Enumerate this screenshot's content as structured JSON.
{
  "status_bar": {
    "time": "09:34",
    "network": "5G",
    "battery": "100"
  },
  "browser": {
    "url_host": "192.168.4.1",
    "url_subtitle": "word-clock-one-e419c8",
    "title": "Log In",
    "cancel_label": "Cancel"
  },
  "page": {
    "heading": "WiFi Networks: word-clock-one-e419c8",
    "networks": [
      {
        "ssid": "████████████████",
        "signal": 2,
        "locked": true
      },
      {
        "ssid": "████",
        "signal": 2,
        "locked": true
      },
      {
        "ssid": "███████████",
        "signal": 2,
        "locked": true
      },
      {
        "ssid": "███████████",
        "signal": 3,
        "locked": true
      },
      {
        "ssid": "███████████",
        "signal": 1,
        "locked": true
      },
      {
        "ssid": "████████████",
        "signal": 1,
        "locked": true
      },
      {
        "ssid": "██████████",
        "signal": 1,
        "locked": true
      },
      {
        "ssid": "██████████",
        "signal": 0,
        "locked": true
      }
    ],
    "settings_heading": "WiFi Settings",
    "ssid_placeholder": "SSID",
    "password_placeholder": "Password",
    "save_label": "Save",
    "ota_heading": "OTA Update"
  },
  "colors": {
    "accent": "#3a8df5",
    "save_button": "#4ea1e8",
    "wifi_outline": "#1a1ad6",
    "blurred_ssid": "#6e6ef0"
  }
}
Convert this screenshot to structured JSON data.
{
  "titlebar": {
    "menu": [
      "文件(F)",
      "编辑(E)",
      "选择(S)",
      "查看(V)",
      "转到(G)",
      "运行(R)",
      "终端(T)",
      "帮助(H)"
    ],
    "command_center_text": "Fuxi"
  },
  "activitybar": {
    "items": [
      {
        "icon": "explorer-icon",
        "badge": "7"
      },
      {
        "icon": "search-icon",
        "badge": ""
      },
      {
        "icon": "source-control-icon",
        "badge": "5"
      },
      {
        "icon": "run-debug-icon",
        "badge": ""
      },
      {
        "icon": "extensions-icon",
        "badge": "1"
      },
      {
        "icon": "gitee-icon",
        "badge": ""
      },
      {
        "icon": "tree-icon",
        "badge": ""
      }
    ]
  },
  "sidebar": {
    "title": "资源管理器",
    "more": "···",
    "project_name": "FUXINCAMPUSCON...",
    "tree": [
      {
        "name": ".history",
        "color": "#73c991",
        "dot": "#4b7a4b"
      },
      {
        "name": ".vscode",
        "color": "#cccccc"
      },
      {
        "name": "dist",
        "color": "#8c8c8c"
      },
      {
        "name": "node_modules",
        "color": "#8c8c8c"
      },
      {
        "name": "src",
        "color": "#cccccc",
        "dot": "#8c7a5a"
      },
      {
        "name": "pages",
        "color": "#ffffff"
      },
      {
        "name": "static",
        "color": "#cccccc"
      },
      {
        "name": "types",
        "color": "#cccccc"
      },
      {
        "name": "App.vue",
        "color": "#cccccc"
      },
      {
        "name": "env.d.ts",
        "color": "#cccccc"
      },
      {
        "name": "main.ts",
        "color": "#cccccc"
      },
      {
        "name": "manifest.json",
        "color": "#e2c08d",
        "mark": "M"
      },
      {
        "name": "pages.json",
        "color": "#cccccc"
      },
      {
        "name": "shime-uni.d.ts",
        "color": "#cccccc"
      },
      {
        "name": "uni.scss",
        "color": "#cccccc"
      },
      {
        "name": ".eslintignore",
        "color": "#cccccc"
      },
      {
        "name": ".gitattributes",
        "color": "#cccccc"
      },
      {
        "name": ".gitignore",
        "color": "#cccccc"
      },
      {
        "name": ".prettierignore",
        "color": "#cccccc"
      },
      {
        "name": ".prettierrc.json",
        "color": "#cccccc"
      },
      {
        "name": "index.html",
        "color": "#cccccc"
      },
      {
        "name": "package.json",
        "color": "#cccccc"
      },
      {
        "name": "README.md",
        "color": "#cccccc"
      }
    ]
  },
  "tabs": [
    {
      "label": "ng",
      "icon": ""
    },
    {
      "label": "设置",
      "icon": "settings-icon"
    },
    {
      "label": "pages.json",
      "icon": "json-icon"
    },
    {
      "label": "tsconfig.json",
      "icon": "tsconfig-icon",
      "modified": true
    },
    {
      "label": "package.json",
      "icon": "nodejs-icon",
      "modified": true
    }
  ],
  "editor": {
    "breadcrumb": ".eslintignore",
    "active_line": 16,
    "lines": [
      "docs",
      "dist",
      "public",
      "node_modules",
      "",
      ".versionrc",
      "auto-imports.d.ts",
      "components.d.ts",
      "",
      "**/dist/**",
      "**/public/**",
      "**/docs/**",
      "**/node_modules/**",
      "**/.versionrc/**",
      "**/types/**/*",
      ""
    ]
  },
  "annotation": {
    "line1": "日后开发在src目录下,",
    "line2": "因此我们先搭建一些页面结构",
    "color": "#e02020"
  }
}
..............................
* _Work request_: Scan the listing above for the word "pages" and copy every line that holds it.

* _Written reply_:
        "name": "pages",
        "name": "pages.json",
      "label": "pages.json",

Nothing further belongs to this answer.